I packed up my boxes and got ready to move. My move felt different from Ben's. Ben was ready to leave Nantes behind. I was ready, too- but not with the same leave-it-all-behind mentality. I think our two moves could be summed up by our moving boxes. Ben packed up his worldly possessions in boxes that read “démanager seul” (move alone) while my moving boxes promised “des bras de plus” (an extra set of arms). Ben was leaving behind 17 years and his best friend in Nantes, but also a few burnt bridges and a slightly bad taste in his mouth. I was leaving behind my dream city and a large network of friends. I would miss all those extra sets of arms.
We moved into our house just in time for walnut season. We could leave baskets underneath the branches of the walnut tree in our backyard and come back to find them filled. I started to understand the meaning of the word “bountiful”. We had more walnuts than we knew what to do with. I included them in every recipe I could think of and we shared them with our friends. It felt like the walnuts would never end, but we were new at living in the countryside- where everything has its season and things disappear as soon as you get used to them.
Learning to say good-bye isn't a lesson learned exclusively in the countryside, but the more I live here, the more I realize that nature is great at helping us understand how to transition.
I still think about My Paris Apartment sometimes.
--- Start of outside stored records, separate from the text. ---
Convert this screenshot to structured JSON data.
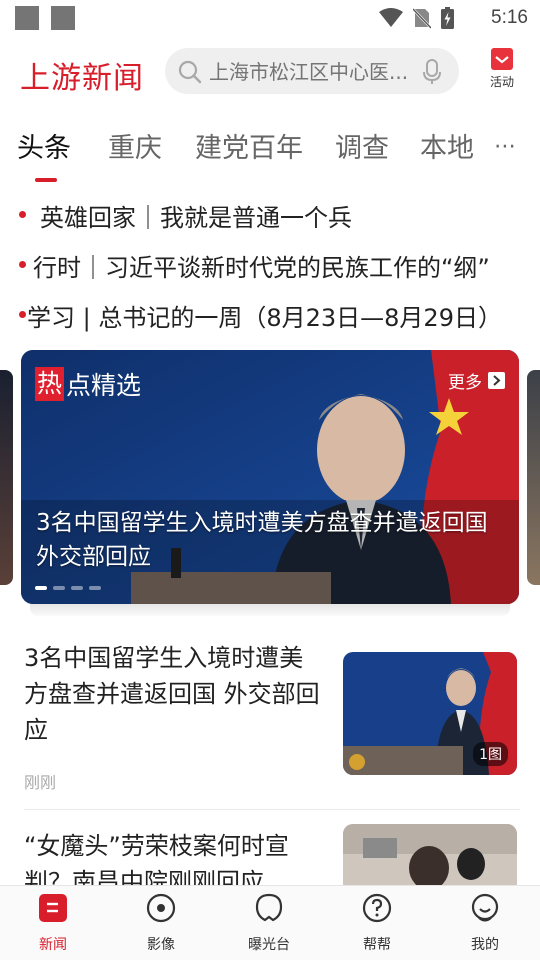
{
  "status_bar": {
    "time": "5:16"
  },
  "header": {
    "logo": "上游新闻",
    "search_placeholder": "上海市松江区中心医...",
    "activity_label": "活动"
  },
  "tabs": [
    "头条",
    "重庆",
    "建党百年",
    "调查",
    "本地"
  ],
  "tabs_more": "⋯",
  "headlines": [
    "英雄回家｜我就是普通一个兵",
    "行时｜习近平谈新时代党的民族工作的“纲”",
    "学习 | 总书记的一周（8月23日—8月29日）"
  ],
  "featured": {
    "section_hot": "热",
    "section_rest": "点精选",
    "more_label": "更多",
    "title": "3名中国留学生入境时遭美方盘查并遣返回国 外交部回应"
  },
  "news": [
    {
      "title": "3名中国留学生入境时遭美方盘查并遣返回国 外交部回应",
      "time": "刚刚",
      "badge": "1图"
    },
    {
      "title": "“女魔头”劳荣枝案何时宣判？南昌中院刚刚回应"
    }
  ],
  "bottom_nav": [
    "新闻",
    "影像",
    "曝光台",
    "帮帮",
    "我的"
  ],
  "colors": {
    "brand": "#d81e2b",
    "text": "#222222",
    "muted": "#aaaaaa"
  }
}
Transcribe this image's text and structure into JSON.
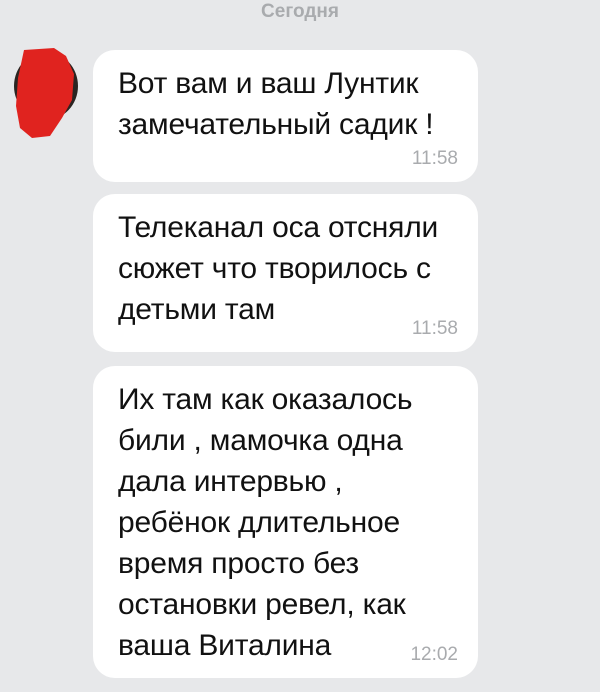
{
  "chat": {
    "date_divider": "Сегодня",
    "messages": [
      {
        "text": "Вот вам и ваш Лунтик\nзамечательный садик !",
        "time": "11:58"
      },
      {
        "text": "Телеканал оса отсняли\nсюжет что творилось с\nдетьми там",
        "time": "11:58"
      },
      {
        "text": "Их там как оказалось\nбили , мамочка одна\nдала интервью ,\nребёнок длительное\nвремя просто без\nостановки ревел, как\nваша Виталина",
        "time": "12:02"
      }
    ]
  },
  "colors": {
    "background": "#e7e8ea",
    "bubble": "#ffffff",
    "text": "#111111",
    "meta_text": "#a9abae",
    "avatar_redaction": "#e0231f"
  }
}
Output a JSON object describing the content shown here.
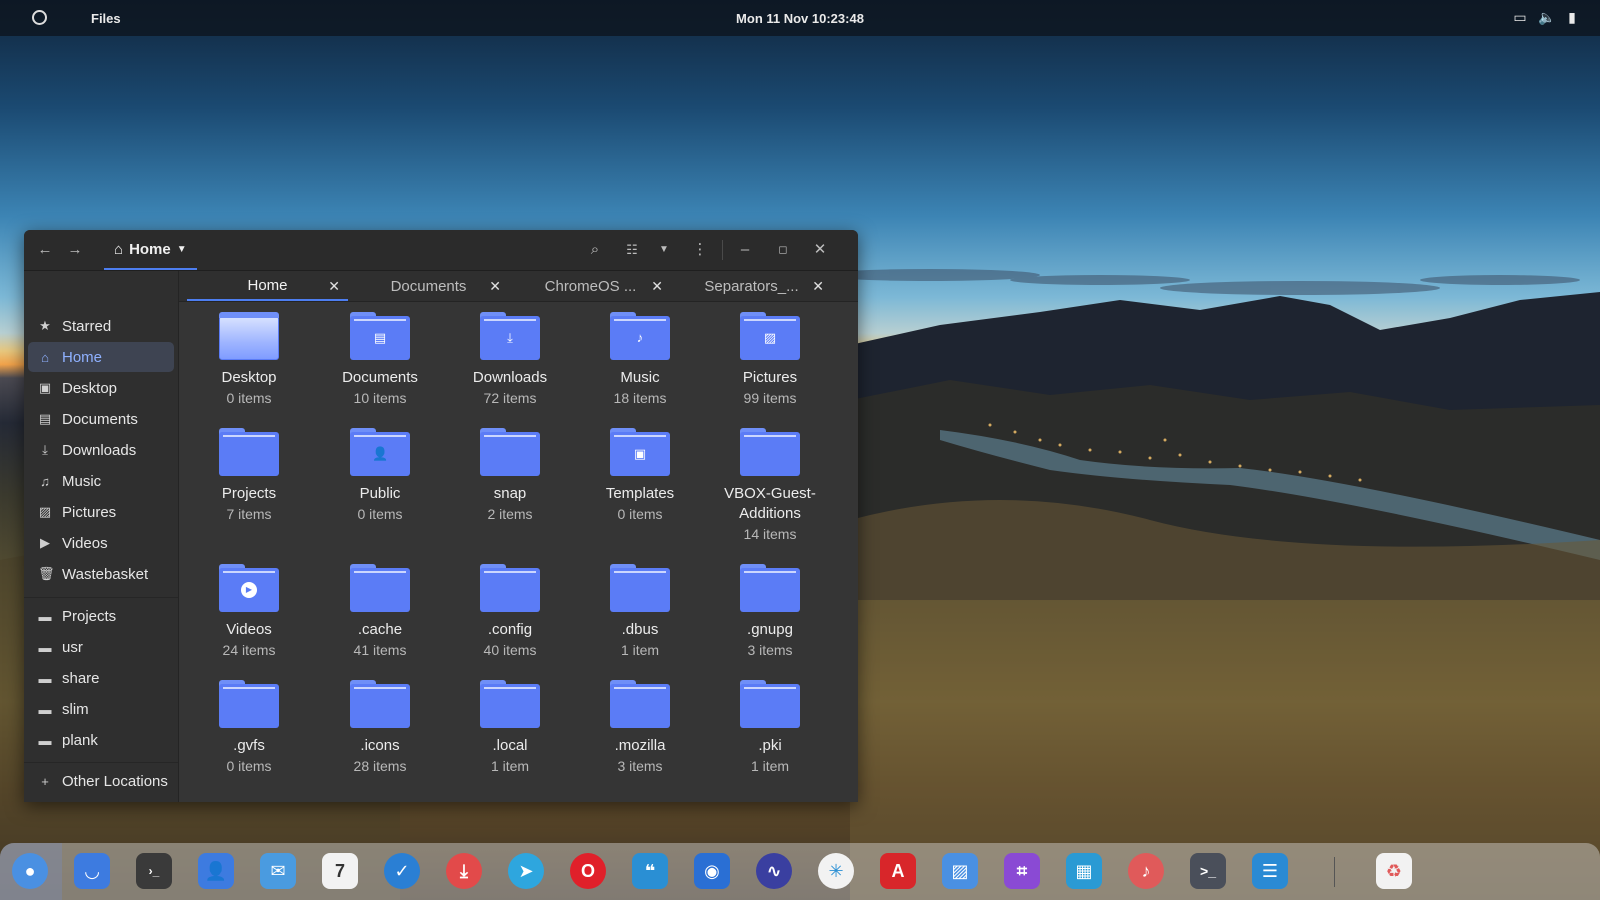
{
  "topbar": {
    "app_name": "Files",
    "clock": "Mon 11 Nov  10:23:48"
  },
  "window": {
    "path_label": "Home",
    "sidebar": {
      "places": [
        {
          "label": "Starred",
          "icon": "star-icon"
        },
        {
          "label": "Home",
          "icon": "home-icon",
          "active": true
        },
        {
          "label": "Desktop",
          "icon": "desktop-icon"
        },
        {
          "label": "Documents",
          "icon": "document-icon"
        },
        {
          "label": "Downloads",
          "icon": "download-icon"
        },
        {
          "label": "Music",
          "icon": "music-icon"
        },
        {
          "label": "Pictures",
          "icon": "picture-icon"
        },
        {
          "label": "Videos",
          "icon": "video-icon"
        },
        {
          "label": "Wastebasket",
          "icon": "trash-icon"
        }
      ],
      "bookmarks": [
        {
          "label": "Projects",
          "icon": "folder-icon"
        },
        {
          "label": "usr",
          "icon": "folder-icon"
        },
        {
          "label": "share",
          "icon": "folder-icon"
        },
        {
          "label": "slim",
          "icon": "folder-icon"
        },
        {
          "label": "plank",
          "icon": "folder-icon"
        }
      ],
      "other_locations": "Other Locations"
    },
    "tabs": [
      {
        "label": "Home",
        "active": true
      },
      {
        "label": "Documents"
      },
      {
        "label": "ChromeOS ..."
      },
      {
        "label": "Separators_..."
      }
    ],
    "items": [
      {
        "name": "Desktop",
        "count": "0 items",
        "icon": "desktop-folder-icon"
      },
      {
        "name": "Documents",
        "count": "10 items",
        "icon": "documents-folder-icon"
      },
      {
        "name": "Downloads",
        "count": "72 items",
        "icon": "downloads-folder-icon"
      },
      {
        "name": "Music",
        "count": "18 items",
        "icon": "music-folder-icon"
      },
      {
        "name": "Pictures",
        "count": "99 items",
        "icon": "pictures-folder-icon"
      },
      {
        "name": "Projects",
        "count": "7 items",
        "icon": "folder-icon"
      },
      {
        "name": "Public",
        "count": "0 items",
        "icon": "public-folder-icon"
      },
      {
        "name": "snap",
        "count": "2 items",
        "icon": "folder-icon"
      },
      {
        "name": "Templates",
        "count": "0 items",
        "icon": "templates-folder-icon"
      },
      {
        "name": "VBOX-Guest-Additions",
        "count": "14 items",
        "icon": "folder-icon"
      },
      {
        "name": "Videos",
        "count": "24 items",
        "icon": "videos-folder-icon"
      },
      {
        "name": ".cache",
        "count": "41 items",
        "icon": "folder-icon"
      },
      {
        "name": ".config",
        "count": "40 items",
        "icon": "folder-icon"
      },
      {
        "name": ".dbus",
        "count": "1 item",
        "icon": "folder-icon"
      },
      {
        "name": ".gnupg",
        "count": "3 items",
        "icon": "folder-icon"
      },
      {
        "name": ".gvfs",
        "count": "0 items",
        "icon": "folder-icon"
      },
      {
        "name": ".icons",
        "count": "28 items",
        "icon": "folder-icon"
      },
      {
        "name": ".local",
        "count": "1 item",
        "icon": "folder-icon"
      },
      {
        "name": ".mozilla",
        "count": "3 items",
        "icon": "folder-icon"
      },
      {
        "name": ".pki",
        "count": "1 item",
        "icon": "folder-icon"
      }
    ]
  },
  "dock": {
    "apps": [
      {
        "name": "files-icon",
        "color": "#4a90e2"
      },
      {
        "name": "store-icon",
        "color": "#3d7be0"
      },
      {
        "name": "terminal-split-icon",
        "color": "#3a3a3a"
      },
      {
        "name": "contacts-icon",
        "color": "#3d7be0"
      },
      {
        "name": "mail-icon",
        "color": "#4a9be0"
      },
      {
        "name": "calendar-icon",
        "color": "#f2f2f2",
        "text": "7"
      },
      {
        "name": "tasks-icon",
        "color": "#2a7fd4"
      },
      {
        "name": "download-manager-icon",
        "color": "#e24a4a"
      },
      {
        "name": "telegram-icon",
        "color": "#2ea6de"
      },
      {
        "name": "opera-icon",
        "color": "#e0202a"
      },
      {
        "name": "notes-icon",
        "color": "#2a8fd4"
      },
      {
        "name": "disk-icon",
        "color": "#2a6fd4"
      },
      {
        "name": "system-monitor-icon",
        "color": "#3a3fa0"
      },
      {
        "name": "coral-icon",
        "color": "#f2f2f2"
      },
      {
        "name": "pdf-icon",
        "color": "#d8262a"
      },
      {
        "name": "image-viewer-icon",
        "color": "#4a90e2"
      },
      {
        "name": "crop-icon",
        "color": "#8a4ad4"
      },
      {
        "name": "video-editor-icon",
        "color": "#2a9ad4"
      },
      {
        "name": "music-player-icon",
        "color": "#e05a5a"
      },
      {
        "name": "terminal-icon",
        "color": "#4a4f5a"
      },
      {
        "name": "settings-icon",
        "color": "#2a8ad4"
      },
      {
        "name": "trash-icon",
        "color": "#f2f2f2"
      }
    ]
  },
  "colors": {
    "accent": "#4d7ef0",
    "folder": "#5b7cf6",
    "window_bg": "#353535"
  }
}
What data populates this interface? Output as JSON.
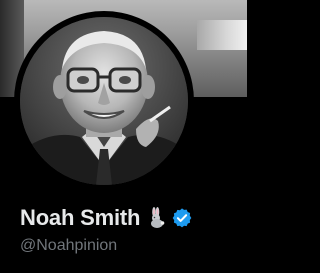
{
  "profile": {
    "display_name": "Noah Smith",
    "handle": "@Noahpinion",
    "name_emoji": "rabbit-icon",
    "verified_badge": "verified-badge-icon"
  },
  "colors": {
    "background": "#000000",
    "name": "#e7e9ea",
    "handle": "#71767b",
    "verified": "#1d9bf0"
  }
}
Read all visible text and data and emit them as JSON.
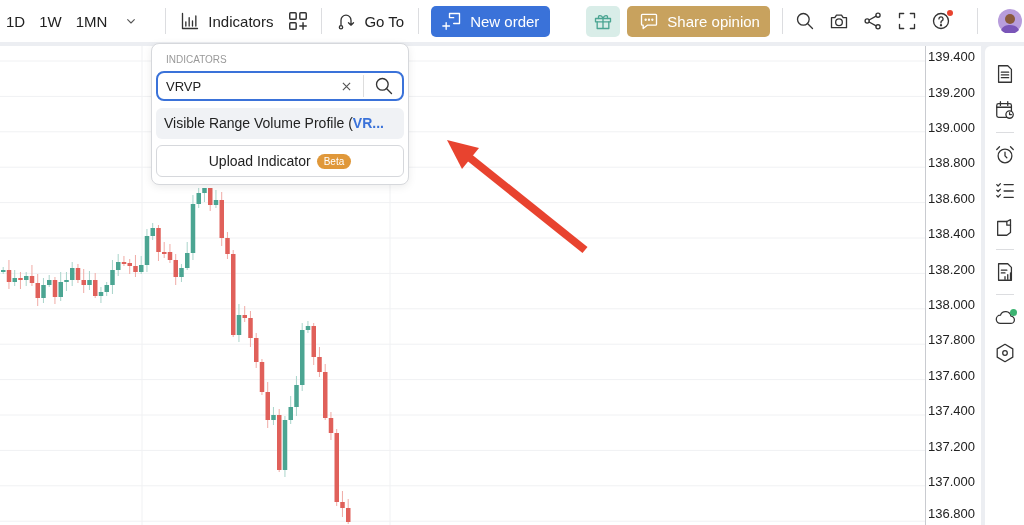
{
  "toolbar": {
    "timeframes": [
      {
        "label": "1D",
        "selected": false
      },
      {
        "label": "1W",
        "selected": false
      },
      {
        "label": "1MN",
        "selected": false
      }
    ],
    "indicators_button": {
      "label": "Indicators"
    },
    "goto_button": {
      "label": "Go To"
    },
    "new_order_button": {
      "label": "New order"
    },
    "share_opinion_button": {
      "label": "Share opinion"
    },
    "tools": [
      {
        "kind": "search",
        "notification": false
      },
      {
        "kind": "camera",
        "notification": false
      },
      {
        "kind": "share",
        "notification": false
      },
      {
        "kind": "fullscreen",
        "notification": false
      },
      {
        "kind": "help",
        "notification": true
      }
    ]
  },
  "indicators_popup": {
    "heading": "INDICATORS",
    "search": {
      "value": "VRVP",
      "focused": true
    },
    "results": [
      {
        "label": "Visible Range Volume Profile (**VR...**",
        "selected": true
      }
    ],
    "upload_button": {
      "label": "Upload Indicator",
      "badge": "Beta"
    }
  },
  "price_axis": {
    "labels": [
      "139.400",
      "139.200",
      "139.000",
      "138.800",
      "138.600",
      "138.400",
      "138.200",
      "138.000",
      "137.800",
      "137.600",
      "137.400",
      "137.200",
      "137.000",
      "136.800"
    ]
  },
  "sidebar": {
    "groups": [
      [
        {
          "kind": "document"
        },
        {
          "kind": "calendar"
        }
      ],
      [
        {
          "kind": "alarm"
        },
        {
          "kind": "checklist"
        },
        {
          "kind": "note"
        }
      ],
      [
        {
          "kind": "report"
        }
      ],
      [
        {
          "kind": "cloud",
          "status": true
        },
        {
          "kind": "hexagon"
        }
      ]
    ]
  }
}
It's been six months since I let it go and it's slowly started to slip my mind, but I do sometimes have dreams similar to Traister's- in them I don't accidentally give up my apartment, in my dreams I discover that I still have my apartment, for just one more day.